There’s evidence of fraudsters intercepting clients’ emails and duping them into sending money to the fraudsters by purporting to be the law firm acting in the purchase. This can lead to the client unknowingly sending potentially hundreds of thousands of pounds to a fraudulent account and then attempts being made to recover the money from the bank.
It was hoped that the new Confirmation of Payee (COP) system introduced by the banks would ensure that payments went to the correct payee. It’s clear from some cases we have seen that if the name of a firm is used with some other additions made at the end of it and the fraudsters have opened the account in this name, then the confirmation of payee provisions do not protect against fraud.
The Confirmation of Payee (COP) to tackle circa £320 million a year lost from this fraud and protect victims is currently only applicable to the six largest banks:

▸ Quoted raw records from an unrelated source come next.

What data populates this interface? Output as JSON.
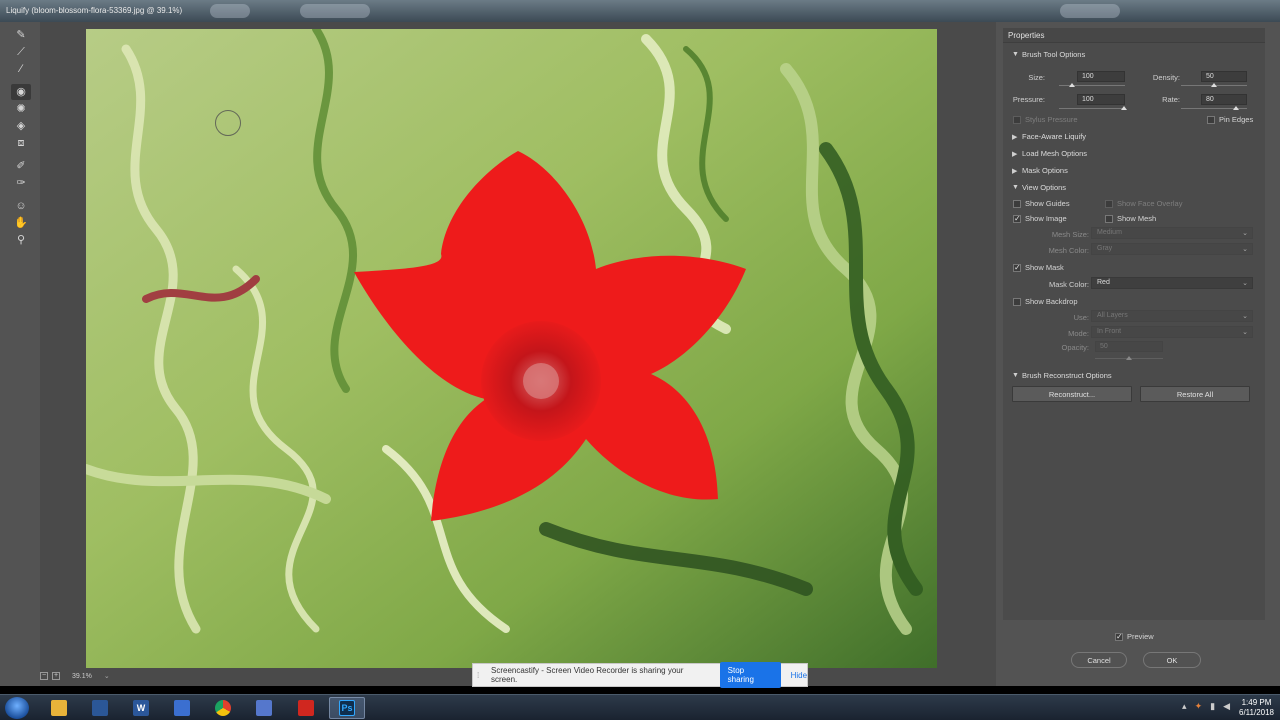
{
  "window": {
    "title": "Liquify (bloom-blossom-flora-53369.jpg @ 39.1%)"
  },
  "toolbar": {
    "tools": [
      {
        "name": "forward-warp-tool-icon",
        "glyph": "✎"
      },
      {
        "name": "reconstruct-tool-icon",
        "glyph": "⟋"
      },
      {
        "name": "smooth-tool-icon",
        "glyph": "∕"
      },
      {
        "name": "twirl-clockwise-tool-icon",
        "glyph": "◉",
        "active": true
      },
      {
        "name": "pucker-tool-icon",
        "glyph": "✺"
      },
      {
        "name": "bloat-tool-icon",
        "glyph": "◈"
      },
      {
        "name": "push-left-tool-icon",
        "glyph": "⧈"
      },
      {
        "name": "freeze-mask-tool-icon",
        "glyph": "✐"
      },
      {
        "name": "thaw-mask-tool-icon",
        "glyph": "✑"
      },
      {
        "name": "face-tool-icon",
        "glyph": "☺"
      },
      {
        "name": "hand-tool-icon",
        "glyph": "✋"
      },
      {
        "name": "zoom-tool-icon",
        "glyph": "⚲"
      }
    ]
  },
  "canvas": {
    "zoom": "39.1%"
  },
  "properties": {
    "header": "Properties",
    "brush_tool_options": {
      "label": "Brush Tool Options",
      "size_label": "Size:",
      "size_value": "100",
      "density_label": "Density:",
      "density_value": "50",
      "pressure_label": "Pressure:",
      "pressure_value": "100",
      "rate_label": "Rate:",
      "rate_value": "80",
      "stylus_pressure": "Stylus Pressure",
      "pin_edges": "Pin Edges"
    },
    "face_aware_liquify": "Face-Aware Liquify",
    "load_mesh_options": "Load Mesh Options",
    "mask_options": "Mask Options",
    "view_options": {
      "label": "View Options",
      "show_guides": "Show Guides",
      "show_face_overlay": "Show Face Overlay",
      "show_image": "Show Image",
      "show_mesh": "Show Mesh",
      "mesh_size_label": "Mesh Size:",
      "mesh_size_value": "Medium",
      "mesh_color_label": "Mesh Color:",
      "mesh_color_value": "Gray",
      "show_mask": "Show Mask",
      "mask_color_label": "Mask Color:",
      "mask_color_value": "Red",
      "show_backdrop": "Show Backdrop",
      "use_label": "Use:",
      "use_value": "All Layers",
      "mode_label": "Mode:",
      "mode_value": "In Front",
      "opacity_label": "Opacity:",
      "opacity_value": "50"
    },
    "brush_reconstruct_options": {
      "label": "Brush Reconstruct Options",
      "reconstruct": "Reconstruct...",
      "restore_all": "Restore All"
    }
  },
  "footer": {
    "preview": "Preview",
    "cancel": "Cancel",
    "ok": "OK"
  },
  "screenshare": {
    "message": "Screencastify - Screen Video Recorder is sharing your screen.",
    "stop": "Stop sharing",
    "hide": "Hide"
  },
  "taskbar": {
    "time": "1:49 PM",
    "date": "6/11/2018",
    "apps": [
      {
        "name": "file-explorer-icon",
        "label": "",
        "color": "#e8b33a"
      },
      {
        "name": "app-icon",
        "label": "",
        "color": "#2b5797"
      },
      {
        "name": "word-icon",
        "label": "W",
        "color": "#2b579a"
      },
      {
        "name": "g-app-icon",
        "label": "",
        "color": "#3b6fd0"
      },
      {
        "name": "chrome-icon",
        "label": "",
        "color": "#e1412d"
      },
      {
        "name": "app-icon-2",
        "label": "",
        "color": "#5577cc"
      },
      {
        "name": "creative-cloud-icon",
        "label": "",
        "color": "#d0271f"
      },
      {
        "name": "photoshop-icon",
        "label": "Ps",
        "color": "#0f2f4f"
      }
    ]
  },
  "colors": {
    "accent": "#1a73e8",
    "panel": "#4b4b4b",
    "mask": "#ff1a1a"
  }
}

- Lloyds Bank Group
- Royal Bank of Scotland Group
- HSBC Group (excluding M&S Bank) and
- Nationwide Building Society
This was delayed from July 2019 to 31 March 2020 and now with COVID-19, the Payment Systems Regulator (PSR) has deferred any action against banks meeting the deadline until 30 June.

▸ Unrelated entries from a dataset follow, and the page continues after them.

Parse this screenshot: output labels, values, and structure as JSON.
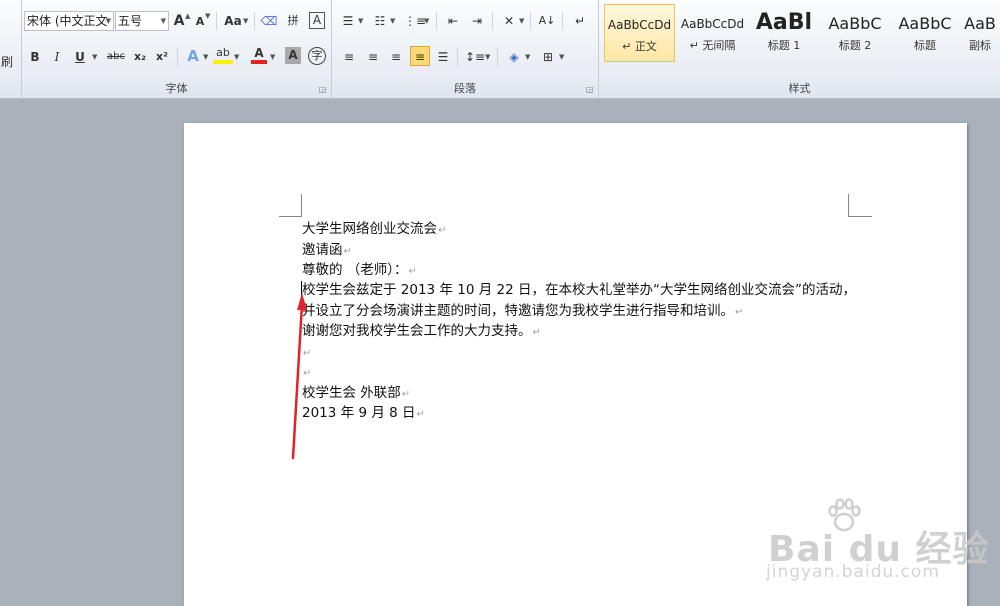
{
  "ribbon": {
    "clipboard_partial_label": "刷",
    "font_group": {
      "label": "字体",
      "font_name": "宋体 (中文正文",
      "font_size": "五号",
      "grow_font": "A",
      "shrink_font": "A",
      "change_case": "Aa",
      "pinyin_guide": "拼",
      "char_border": "A",
      "bold": "B",
      "italic": "I",
      "underline": "U",
      "strikethrough": "abc",
      "subscript": "x₂",
      "superscript": "x²",
      "text_effect": "A",
      "highlight": "ab",
      "font_color": "A",
      "char_shading": "A",
      "enclose_char": "字"
    },
    "paragraph_group": {
      "label": "段落"
    },
    "styles_group": {
      "label": "样式",
      "items": [
        {
          "preview": "AaBbCcDd",
          "name": "↵ 正文"
        },
        {
          "preview": "AaBbCcDd",
          "name": "↵ 无间隔"
        },
        {
          "preview": "AaBl",
          "name": "标题 1"
        },
        {
          "preview": "AaBbC",
          "name": "标题 2"
        },
        {
          "preview": "AaBbC",
          "name": "标题"
        },
        {
          "preview": "AaB",
          "name": "副标"
        }
      ]
    }
  },
  "document": {
    "lines": [
      "大学生网络创业交流会",
      "邀请函",
      "尊敬的          （老师）：",
      "校学生会兹定于 2013 年 10 月 22 日，在本校大礼堂举办“大学生网络创业交流会”的活动，",
      "并设立了分会场演讲主题的时间，特邀请您为我校学生进行指导和培训。",
      "谢谢您对我校学生会工作的大力支持。",
      "",
      "",
      "校学生会 外联部",
      "2013 年 9 月 8 日"
    ],
    "paragraph_mark": "↵"
  },
  "watermark": {
    "brand": "Bai du 经验",
    "url": "jingyan.baidu.com"
  },
  "colors": {
    "arrow": "#e0232a",
    "ribbon_bg": "#e6ebf2",
    "workspace_bg": "#a9b1bb",
    "selected_style": "#fde7a5"
  }
}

We understand this is an issue that the AML and Economic Crime team are working on through the newly established cross-sector public-private partnership fraud groups.
We've recently updated this practice note. The changes include:

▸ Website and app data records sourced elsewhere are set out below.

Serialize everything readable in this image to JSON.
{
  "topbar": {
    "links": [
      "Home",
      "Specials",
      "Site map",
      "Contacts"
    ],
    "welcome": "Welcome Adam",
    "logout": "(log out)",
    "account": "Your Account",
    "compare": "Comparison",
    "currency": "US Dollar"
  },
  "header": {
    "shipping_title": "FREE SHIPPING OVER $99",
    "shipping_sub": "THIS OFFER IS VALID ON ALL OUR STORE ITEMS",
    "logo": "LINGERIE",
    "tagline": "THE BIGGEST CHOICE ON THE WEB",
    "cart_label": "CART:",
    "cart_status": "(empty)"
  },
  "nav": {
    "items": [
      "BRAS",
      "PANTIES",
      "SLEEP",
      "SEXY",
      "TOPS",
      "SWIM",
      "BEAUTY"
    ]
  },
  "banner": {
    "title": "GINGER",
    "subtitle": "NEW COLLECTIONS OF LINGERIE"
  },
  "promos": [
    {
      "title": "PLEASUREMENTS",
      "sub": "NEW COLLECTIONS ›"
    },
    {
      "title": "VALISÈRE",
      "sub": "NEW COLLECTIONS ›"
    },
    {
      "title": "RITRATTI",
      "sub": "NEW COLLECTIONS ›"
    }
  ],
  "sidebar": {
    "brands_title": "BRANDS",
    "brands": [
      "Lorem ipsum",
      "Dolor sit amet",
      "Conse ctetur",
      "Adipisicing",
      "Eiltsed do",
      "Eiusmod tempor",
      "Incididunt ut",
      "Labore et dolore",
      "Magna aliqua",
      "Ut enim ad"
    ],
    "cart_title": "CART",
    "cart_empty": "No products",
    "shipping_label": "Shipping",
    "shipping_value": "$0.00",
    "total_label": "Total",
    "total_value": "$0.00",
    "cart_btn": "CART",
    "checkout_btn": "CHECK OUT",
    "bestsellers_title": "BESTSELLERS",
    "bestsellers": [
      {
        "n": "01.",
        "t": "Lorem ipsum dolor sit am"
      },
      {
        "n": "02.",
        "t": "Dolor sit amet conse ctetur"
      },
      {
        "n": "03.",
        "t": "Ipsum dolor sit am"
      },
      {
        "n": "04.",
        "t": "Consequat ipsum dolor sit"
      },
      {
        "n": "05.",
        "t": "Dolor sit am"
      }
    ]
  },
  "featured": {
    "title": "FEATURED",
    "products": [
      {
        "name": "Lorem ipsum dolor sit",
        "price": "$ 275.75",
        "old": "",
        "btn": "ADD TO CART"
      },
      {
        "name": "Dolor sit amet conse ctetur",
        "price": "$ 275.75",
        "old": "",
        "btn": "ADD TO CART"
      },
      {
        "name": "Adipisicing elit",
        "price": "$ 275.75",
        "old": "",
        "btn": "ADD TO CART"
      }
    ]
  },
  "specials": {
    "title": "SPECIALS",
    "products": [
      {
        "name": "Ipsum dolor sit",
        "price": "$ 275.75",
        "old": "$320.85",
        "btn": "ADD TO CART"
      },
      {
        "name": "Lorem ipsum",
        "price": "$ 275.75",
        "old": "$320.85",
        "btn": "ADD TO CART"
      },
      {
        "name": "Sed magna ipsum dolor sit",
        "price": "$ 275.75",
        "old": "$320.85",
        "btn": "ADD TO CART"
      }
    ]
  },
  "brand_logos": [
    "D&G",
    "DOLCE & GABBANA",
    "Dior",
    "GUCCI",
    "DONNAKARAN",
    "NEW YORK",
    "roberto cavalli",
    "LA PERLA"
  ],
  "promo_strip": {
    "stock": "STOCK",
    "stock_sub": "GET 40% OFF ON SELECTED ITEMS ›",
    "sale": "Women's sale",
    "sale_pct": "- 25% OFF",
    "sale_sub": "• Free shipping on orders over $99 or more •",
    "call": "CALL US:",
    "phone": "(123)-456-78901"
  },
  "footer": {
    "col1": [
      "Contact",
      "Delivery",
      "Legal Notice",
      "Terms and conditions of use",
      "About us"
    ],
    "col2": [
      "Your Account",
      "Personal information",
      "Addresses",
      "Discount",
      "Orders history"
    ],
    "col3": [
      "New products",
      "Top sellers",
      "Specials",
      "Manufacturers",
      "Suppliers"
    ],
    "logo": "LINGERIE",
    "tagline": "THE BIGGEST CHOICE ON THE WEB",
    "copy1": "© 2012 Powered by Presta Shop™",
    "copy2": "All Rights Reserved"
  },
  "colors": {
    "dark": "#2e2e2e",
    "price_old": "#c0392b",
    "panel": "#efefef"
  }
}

- highlighting the continued threat of fraudsters targeting the properties of both individuals and companies. We have issued this practice note to assist conveyancers in encouraging their clients to be more aware of how they may protect their property interests against fraud and safeguard their rights as legitimate property owners on the register (Dreamvar confirms that solicitors can be held liable for any losses caused by acting for a fraudulent party)
- clarifying that a written risk assessment should be carried out at the start of the transaction and be updated and amended as the details of the transaction become known
- reaffirming the importance of undertaking thorough anti-money laundering checks (signposting existing Law Society, HM Land Registry and Legal Sector Affinity Group guidance where appropriate)
- regulatory updates to reflect the new SRA Regulations that came into force in November 2019
Fraud and fraudsters targeting the properties of both individuals and companies continue to be a threat to conveyancing transactions.
This joint practice note will assist you when acting in property transactions.
It may also help you to encourage your clients to be more aware of how they may protect their property interests against fraud and safeguard their rights as legitimate property owners on the register. This is important because Dreamvar confirms that solicitors can be held liable for any losses caused by acting for a fraudulent party.
This advice is not exhaustive. Many aspects of mortgage fraud can also be adapted to commit title fraud. For further information, see our practice note on mortgage fraud.
Firms should also be aware of their anti-money laundering (AML) obligations as these may help protect the firm and clients against fraud.
For further information, see the Money Laundering, Terrorist Financing and Transfer of Funds (Information on the Payer) Regulations 2017 and Legal Sector Affinity Group guidance.
This practice note is the Law Society’s view of good practice in this area, and is not legal advice. For more information see the legal status.